When Does Child Support Terminate and Under What Conditions in San Diego for a Paternity, Legal Separation or Divorce Case
Parents are expected to support their children financially. If the parents are not married or do not live together, the court may order one parent to make child support payments to the other parent. There are several ways child support can start.
Likewise, several triggers end child support payments. If you are paying or receiving child support payments, you need to know when those payments end. If you stop paying child support payments too early, you could face severe penalties for violating a child support order.
How Does Child Support Work in California?
A child support obligation may result from a legal separation, annulment, or divorce action. In addition, child support may be ordered as part of a case involving a petition to establish a parental relationship (paternity action), request a restraining order for domestic violence, or a petition for custody and support of minor children.
Child support can also be ordered through the local child support agency (LCSA). The LCSA can establish parentage through paternity tests. The agency assists parents in obtaining child support and enforcing child support orders.
In all cases, the proper amount of child support is calculated based on the California child support formula.
Factors that impact the amount of child support parents pay include:
- Each parents’ income
- Any other income each parent receives
- The amount of time each parent spends with the child (time-sharing plan)
- How many children the parents have together
- How many children each parent supports from other relationships
- Health insurance expenses
- The tax filing status for each parent
- The cost of uninsured health care expenses and daycare costs
- Mandatory union dues
The court might also consider other factors when calculating child support by the guidelines. For example, the court might require a parent to contribute to a child’s special needs, educational needs, or reasonable health care expenses.
When Does Child Support End?
The court order awarding child support often specifies when support payments end. If not, the obligation generally ends whenever one of the following situations occurs:
- The child turns 18 years of age and is not enrolled in high school full-time
- The child turns 19 years of age or graduates high school
- The child passes away before the age of 18 years
- The child gets legally married or registers a domestic partnership
- The child joins the military
- The child becomes legally emancipated
Parents may voluntarily agree to continue child support payments after the obligation ends. Parents of disabled adult children who cannot support themselves usually work out an arrangement to support their adult children.
What Happens if a Parent Stops Making Child Support Payments?
Suppose you have been ordered by the court to pay child support. In that case, you are legally obligated to continue making child support payments until the court terminates payments or modifies the child support order. California courts are serious about child support enforcement.
If you miss your child support payments, the court may hold you in contempt. There are several penalties the judge may impose for contempt of court.
The judge may order one or more of the following punishments for a parent who fails to pay child support payments:
- An expensive fine
- Jail time
- Community service
- Order the delinquent parent’s property to be sold to pay the child support arrearage
- Require the delinquent parent to pay the court costs and legal fees for the court action
- Garnish the parent’s wages or bank accounts
- Seize other resources to pay the child support arrearage, such as unemployment compensation, lottery winnings, tax refunds, pension payments, disability benefits, veteran’s disability payments, and workers’ compensation benefits

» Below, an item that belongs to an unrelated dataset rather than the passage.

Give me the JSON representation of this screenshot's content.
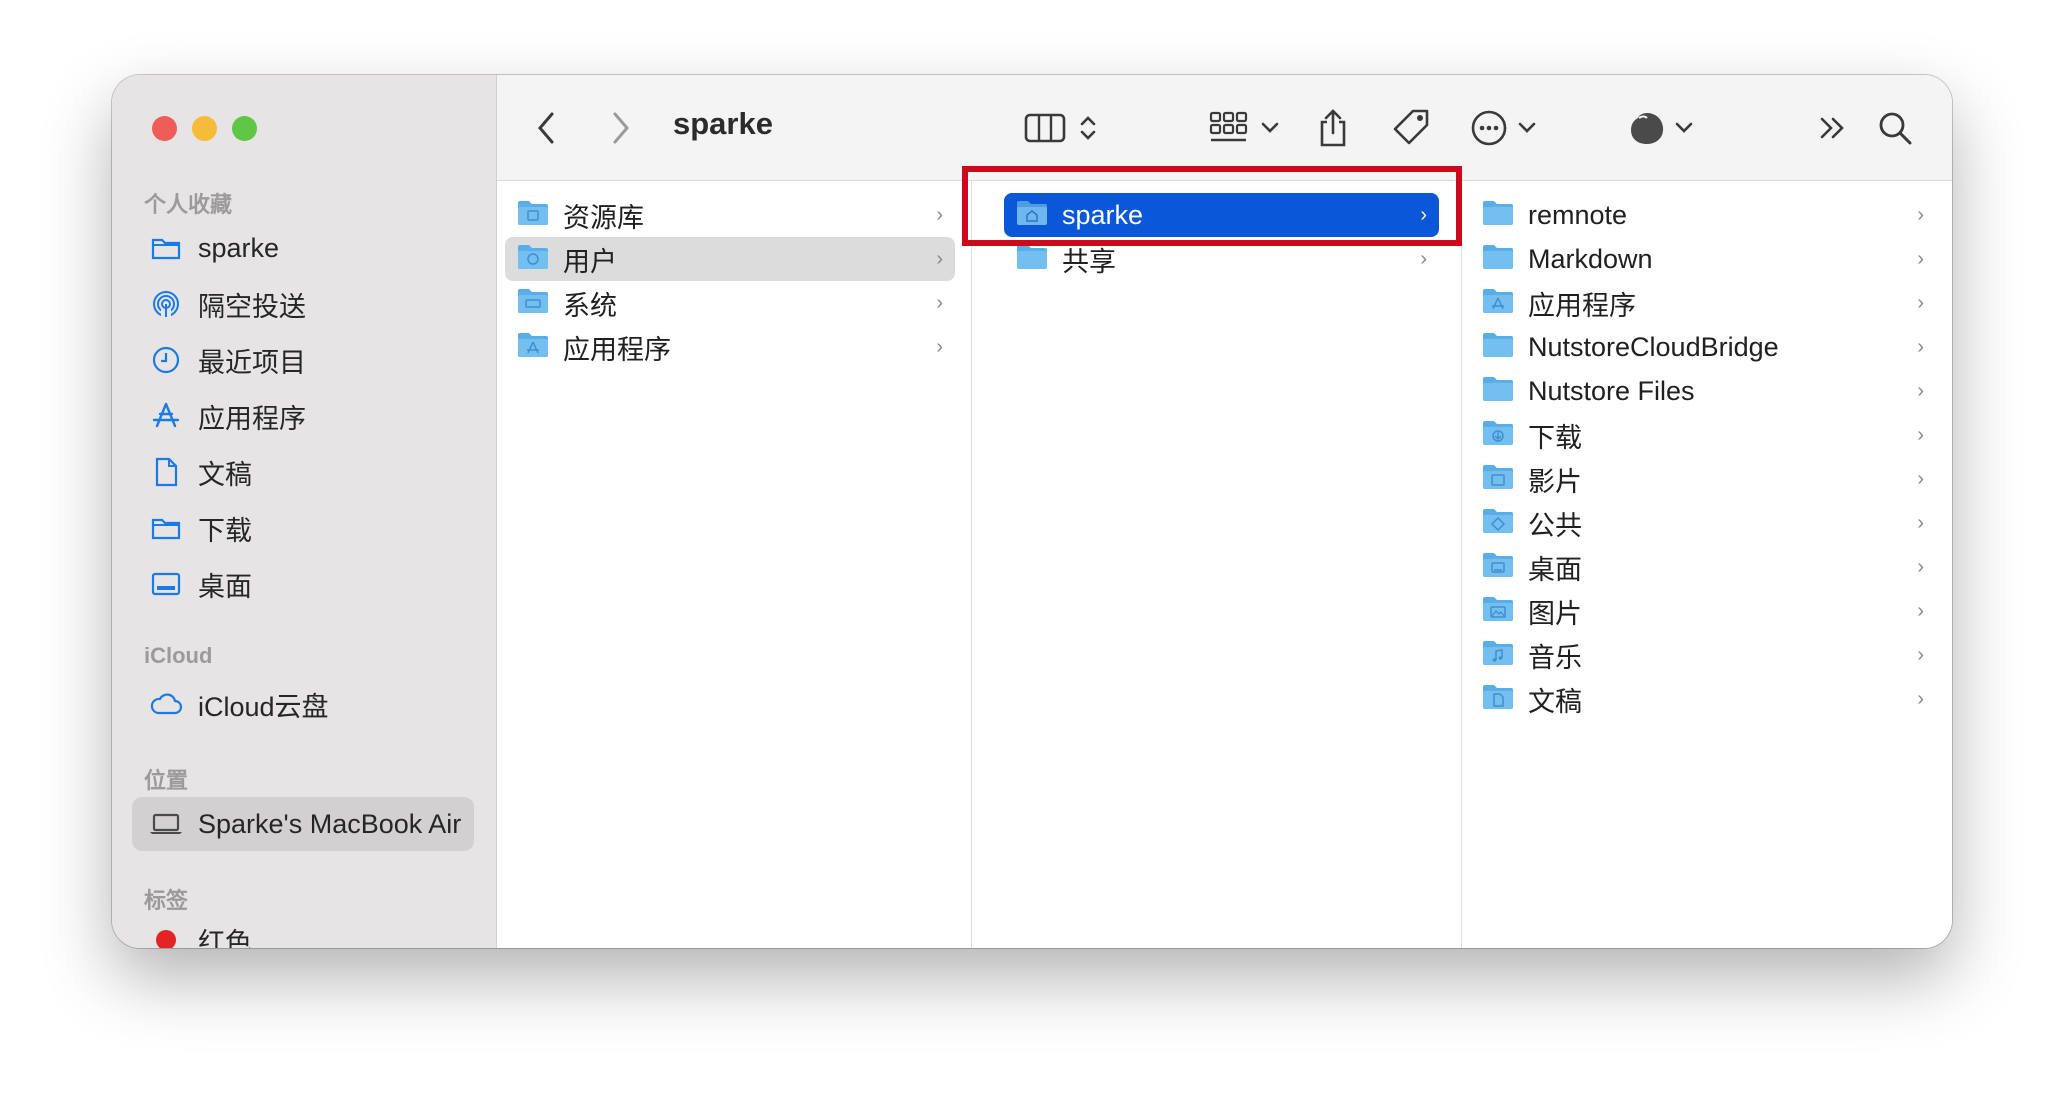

There could be some assets and sources of income that might be exempt from garnishment. However, the judge is likely to use all resources available to obtain payment of the past-due child support payments.
There could be other penalties for not paying your child support payments. For example, you could lose your driver’s license. In addition, the child support arrearage could be reported to the credit reporting bureaus, which could negatively impact your credit score.
What Should You Do if You Cannot Pay Your Child Support Payments?
Do not ignore the problem. Contact a child support attorney to discuss your options for modifying the child support order. If you lose your job, have a permanent change in income, or other circumstances that substantially change your life, the court might lower your child support payments based on your new financial situation.